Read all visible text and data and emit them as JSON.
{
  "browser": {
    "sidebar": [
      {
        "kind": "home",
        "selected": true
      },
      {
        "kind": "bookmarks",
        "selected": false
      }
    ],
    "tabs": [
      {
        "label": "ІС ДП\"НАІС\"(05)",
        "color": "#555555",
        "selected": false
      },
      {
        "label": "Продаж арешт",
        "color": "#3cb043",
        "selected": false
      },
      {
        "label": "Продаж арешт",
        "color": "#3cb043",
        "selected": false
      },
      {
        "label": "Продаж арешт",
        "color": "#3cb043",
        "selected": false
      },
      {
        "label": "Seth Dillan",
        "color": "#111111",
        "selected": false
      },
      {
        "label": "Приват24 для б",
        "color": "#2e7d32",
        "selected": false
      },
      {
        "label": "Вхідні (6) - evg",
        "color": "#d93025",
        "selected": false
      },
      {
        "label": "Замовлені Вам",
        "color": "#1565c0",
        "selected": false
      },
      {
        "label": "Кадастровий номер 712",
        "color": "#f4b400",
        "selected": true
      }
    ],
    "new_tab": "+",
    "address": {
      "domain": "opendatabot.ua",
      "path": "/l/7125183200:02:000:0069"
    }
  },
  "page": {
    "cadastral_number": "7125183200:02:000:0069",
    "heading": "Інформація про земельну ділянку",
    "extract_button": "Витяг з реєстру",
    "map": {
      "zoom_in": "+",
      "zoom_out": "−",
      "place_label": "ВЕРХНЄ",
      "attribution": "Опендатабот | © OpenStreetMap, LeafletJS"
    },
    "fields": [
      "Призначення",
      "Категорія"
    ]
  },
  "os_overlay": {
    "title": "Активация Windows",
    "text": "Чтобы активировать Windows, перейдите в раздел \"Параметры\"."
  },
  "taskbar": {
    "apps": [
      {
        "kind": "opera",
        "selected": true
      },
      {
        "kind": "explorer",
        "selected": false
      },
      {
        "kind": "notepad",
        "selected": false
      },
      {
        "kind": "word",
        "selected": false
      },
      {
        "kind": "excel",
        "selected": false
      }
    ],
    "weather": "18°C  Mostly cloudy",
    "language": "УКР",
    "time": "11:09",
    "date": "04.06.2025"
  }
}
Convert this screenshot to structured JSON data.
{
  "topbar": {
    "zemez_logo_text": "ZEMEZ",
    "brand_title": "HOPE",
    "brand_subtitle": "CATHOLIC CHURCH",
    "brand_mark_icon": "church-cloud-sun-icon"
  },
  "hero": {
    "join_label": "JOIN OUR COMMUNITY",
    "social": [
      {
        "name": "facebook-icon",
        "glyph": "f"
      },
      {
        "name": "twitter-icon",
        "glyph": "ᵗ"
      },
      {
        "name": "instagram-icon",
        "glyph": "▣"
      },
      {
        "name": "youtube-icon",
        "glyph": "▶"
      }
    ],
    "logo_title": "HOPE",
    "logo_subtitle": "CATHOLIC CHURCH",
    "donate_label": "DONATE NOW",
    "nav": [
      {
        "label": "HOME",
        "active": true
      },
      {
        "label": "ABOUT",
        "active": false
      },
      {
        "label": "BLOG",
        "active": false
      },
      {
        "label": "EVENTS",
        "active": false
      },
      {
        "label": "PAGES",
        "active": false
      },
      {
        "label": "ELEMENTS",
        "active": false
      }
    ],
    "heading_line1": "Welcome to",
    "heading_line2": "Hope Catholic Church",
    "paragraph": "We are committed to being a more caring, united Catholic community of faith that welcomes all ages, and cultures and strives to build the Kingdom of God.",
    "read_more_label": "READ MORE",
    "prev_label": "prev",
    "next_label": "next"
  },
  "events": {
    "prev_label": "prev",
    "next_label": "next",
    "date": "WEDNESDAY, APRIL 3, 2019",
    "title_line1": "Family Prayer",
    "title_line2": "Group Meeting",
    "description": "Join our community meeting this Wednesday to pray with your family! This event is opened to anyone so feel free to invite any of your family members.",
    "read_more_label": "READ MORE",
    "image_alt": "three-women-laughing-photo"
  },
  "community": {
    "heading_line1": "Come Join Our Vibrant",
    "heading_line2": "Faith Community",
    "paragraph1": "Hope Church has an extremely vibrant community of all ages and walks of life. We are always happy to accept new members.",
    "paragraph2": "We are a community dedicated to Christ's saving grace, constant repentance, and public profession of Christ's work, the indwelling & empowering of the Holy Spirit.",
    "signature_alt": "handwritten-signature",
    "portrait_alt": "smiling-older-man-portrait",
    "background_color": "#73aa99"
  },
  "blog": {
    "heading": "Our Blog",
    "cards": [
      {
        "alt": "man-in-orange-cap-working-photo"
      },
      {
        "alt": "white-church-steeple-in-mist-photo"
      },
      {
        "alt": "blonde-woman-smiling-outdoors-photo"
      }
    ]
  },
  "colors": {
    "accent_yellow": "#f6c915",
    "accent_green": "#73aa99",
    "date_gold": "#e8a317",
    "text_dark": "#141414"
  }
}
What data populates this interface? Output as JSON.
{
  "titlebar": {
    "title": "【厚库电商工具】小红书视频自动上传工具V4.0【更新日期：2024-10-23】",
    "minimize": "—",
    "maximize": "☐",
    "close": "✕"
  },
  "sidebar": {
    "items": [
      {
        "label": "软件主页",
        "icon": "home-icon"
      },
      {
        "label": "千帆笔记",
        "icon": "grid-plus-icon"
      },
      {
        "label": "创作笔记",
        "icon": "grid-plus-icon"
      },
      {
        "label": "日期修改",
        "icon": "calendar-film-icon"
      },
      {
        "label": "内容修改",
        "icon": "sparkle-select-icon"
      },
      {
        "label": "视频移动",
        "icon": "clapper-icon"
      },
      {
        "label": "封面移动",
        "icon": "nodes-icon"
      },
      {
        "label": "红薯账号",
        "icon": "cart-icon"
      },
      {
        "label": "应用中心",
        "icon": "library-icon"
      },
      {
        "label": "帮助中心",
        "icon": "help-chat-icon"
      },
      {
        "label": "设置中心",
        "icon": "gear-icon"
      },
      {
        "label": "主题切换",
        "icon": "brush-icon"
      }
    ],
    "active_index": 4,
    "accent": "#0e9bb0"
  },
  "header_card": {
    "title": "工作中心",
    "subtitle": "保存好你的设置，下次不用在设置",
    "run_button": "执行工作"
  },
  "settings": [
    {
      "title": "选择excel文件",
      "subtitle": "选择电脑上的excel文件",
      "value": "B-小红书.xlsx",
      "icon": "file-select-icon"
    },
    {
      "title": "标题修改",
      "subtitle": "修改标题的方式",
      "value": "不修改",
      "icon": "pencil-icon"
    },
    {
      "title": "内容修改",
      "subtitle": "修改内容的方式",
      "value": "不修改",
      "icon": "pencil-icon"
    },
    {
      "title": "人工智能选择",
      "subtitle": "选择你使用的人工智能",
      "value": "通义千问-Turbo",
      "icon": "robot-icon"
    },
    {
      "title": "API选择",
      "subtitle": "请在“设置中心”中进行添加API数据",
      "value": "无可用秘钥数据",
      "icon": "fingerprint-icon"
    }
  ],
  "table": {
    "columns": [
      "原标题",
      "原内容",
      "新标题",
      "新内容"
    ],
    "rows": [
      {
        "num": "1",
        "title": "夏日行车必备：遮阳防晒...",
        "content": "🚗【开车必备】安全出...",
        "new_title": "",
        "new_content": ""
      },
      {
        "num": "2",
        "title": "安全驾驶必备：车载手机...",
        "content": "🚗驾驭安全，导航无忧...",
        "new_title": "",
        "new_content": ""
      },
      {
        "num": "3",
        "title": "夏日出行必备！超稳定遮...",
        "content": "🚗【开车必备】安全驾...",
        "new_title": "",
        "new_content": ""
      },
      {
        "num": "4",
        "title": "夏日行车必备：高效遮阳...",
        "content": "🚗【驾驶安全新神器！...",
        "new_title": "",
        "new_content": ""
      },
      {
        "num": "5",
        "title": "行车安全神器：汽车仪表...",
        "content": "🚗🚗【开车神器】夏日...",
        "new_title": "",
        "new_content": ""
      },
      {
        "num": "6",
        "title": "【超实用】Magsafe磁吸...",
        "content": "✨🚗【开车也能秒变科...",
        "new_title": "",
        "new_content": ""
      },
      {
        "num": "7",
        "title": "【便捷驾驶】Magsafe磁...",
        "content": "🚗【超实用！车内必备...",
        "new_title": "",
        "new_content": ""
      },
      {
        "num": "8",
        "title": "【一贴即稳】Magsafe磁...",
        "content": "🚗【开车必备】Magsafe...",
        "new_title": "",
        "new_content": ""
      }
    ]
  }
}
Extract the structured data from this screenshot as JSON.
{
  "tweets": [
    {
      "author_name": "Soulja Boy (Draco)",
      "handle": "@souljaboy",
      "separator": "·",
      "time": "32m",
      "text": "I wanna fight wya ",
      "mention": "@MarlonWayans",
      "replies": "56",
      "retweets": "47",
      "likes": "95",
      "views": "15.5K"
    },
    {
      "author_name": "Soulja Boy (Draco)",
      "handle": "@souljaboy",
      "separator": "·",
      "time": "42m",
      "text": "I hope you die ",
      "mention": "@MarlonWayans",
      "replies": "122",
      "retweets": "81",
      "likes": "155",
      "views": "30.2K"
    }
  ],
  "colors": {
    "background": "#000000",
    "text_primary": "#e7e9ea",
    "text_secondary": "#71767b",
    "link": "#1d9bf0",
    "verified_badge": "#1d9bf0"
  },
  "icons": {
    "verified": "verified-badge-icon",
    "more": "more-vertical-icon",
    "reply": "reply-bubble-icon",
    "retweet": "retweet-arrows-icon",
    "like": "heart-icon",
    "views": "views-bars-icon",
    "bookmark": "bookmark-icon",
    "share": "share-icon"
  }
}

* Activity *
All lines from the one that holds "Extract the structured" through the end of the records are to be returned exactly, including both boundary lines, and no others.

* Task solution *
Extract the structured data from this screenshot as JSON.
{
  "tweets": [
    {
      "author_name": "Soulja Boy (Draco)",
      "handle": "@souljaboy",
      "separator": "·",
      "time": "32m",
      "text": "I wanna fight wya ",
      "mention": "@MarlonWayans",
      "replies": "56",
      "retweets": "47",
      "likes": "95",
      "views": "15.5K"
    },
    {
      "author_name": "Soulja Boy (Draco)",
      "handle": "@souljaboy",
      "separator": "·",
      "time": "42m",
      "text": "I hope you die ",
      "mention": "@MarlonWayans",
      "replies": "122",
      "retweets": "81",
      "likes": "155",
      "views": "30.2K"
    }
  ],
  "colors": {
    "background": "#000000",
    "text_primary": "#e7e9ea",
    "text_secondary": "#71767b",
    "link": "#1d9bf0",
    "verified_badge": "#1d9bf0"
  },
  "icons": {
    "verified": "verified-badge-icon",
    "more": "more-vertical-icon",
    "reply": "reply-bubble-icon",
    "retweet": "retweet-arrows-icon",
    "like": "heart-icon",
    "views": "views-bars-icon",
    "bookmark": "bookmark-icon",
    "share": "share-icon"
  }
}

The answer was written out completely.